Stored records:
□ □ □

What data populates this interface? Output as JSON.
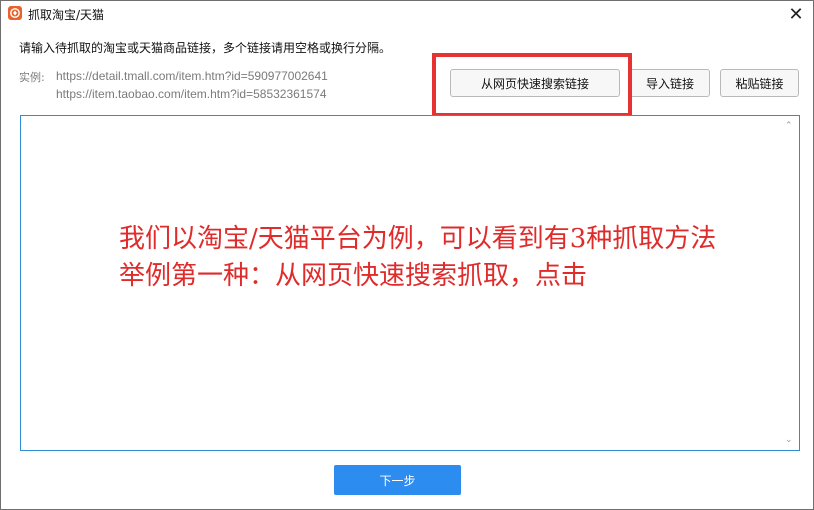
{
  "window": {
    "title": "抓取淘宝/天猫",
    "close_symbol": "✕"
  },
  "instruction": "请输入待抓取的淘宝或天猫商品链接，多个链接请用空格或换行分隔。",
  "examples": {
    "label": "实例:",
    "lines": [
      "https://detail.tmall.com/item.htm?id=590977002641",
      "https://item.taobao.com/item.htm?id=58532361574"
    ]
  },
  "buttons": {
    "search_from_web": "从网页快速搜索链接",
    "import_links": "导入链接",
    "paste_links": "粘贴链接",
    "next": "下一步"
  },
  "link_input": {
    "value": ""
  },
  "annotation": {
    "line1": "我们以淘宝/天猫平台为例，可以看到有3种抓取方法",
    "line2": "举例第一种：从网页快速搜索抓取，点击"
  },
  "colors": {
    "accent": "#2d8cf0",
    "highlight": "#e53333",
    "annotation_text": "#e02b2b",
    "app_icon": "#e8622b"
  },
  "icons": {
    "app": "app-logo-icon",
    "close": "close-icon",
    "scroll_up": "chevron-up-icon",
    "scroll_down": "chevron-down-icon"
  }
}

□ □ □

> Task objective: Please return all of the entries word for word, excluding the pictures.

> Output for this task:
What data populates this interface? Output as JSON.
{
  "window": {
    "title": "抓取淘宝/天猫",
    "close_symbol": "✕"
  },
  "instruction": "请输入待抓取的淘宝或天猫商品链接，多个链接请用空格或换行分隔。",
  "examples": {
    "label": "实例:",
    "lines": [
      "https://detail.tmall.com/item.htm?id=590977002641",
      "https://item.taobao.com/item.htm?id=58532361574"
    ]
  },
  "buttons": {
    "search_from_web": "从网页快速搜索链接",
    "import_links": "导入链接",
    "paste_links": "粘贴链接",
    "next": "下一步"
  },
  "link_input": {
    "value": ""
  },
  "annotation": {
    "line1": "我们以淘宝/天猫平台为例，可以看到有3种抓取方法",
    "line2": "举例第一种：从网页快速搜索抓取，点击"
  },
  "colors": {
    "accent": "#2d8cf0",
    "highlight": "#e53333",
    "annotation_text": "#e02b2b",
    "app_icon": "#e8622b"
  },
  "icons": {
    "app": "app-logo-icon",
    "close": "close-icon",
    "scroll_up": "chevron-up-icon",
    "scroll_down": "chevron-down-icon"
  }
}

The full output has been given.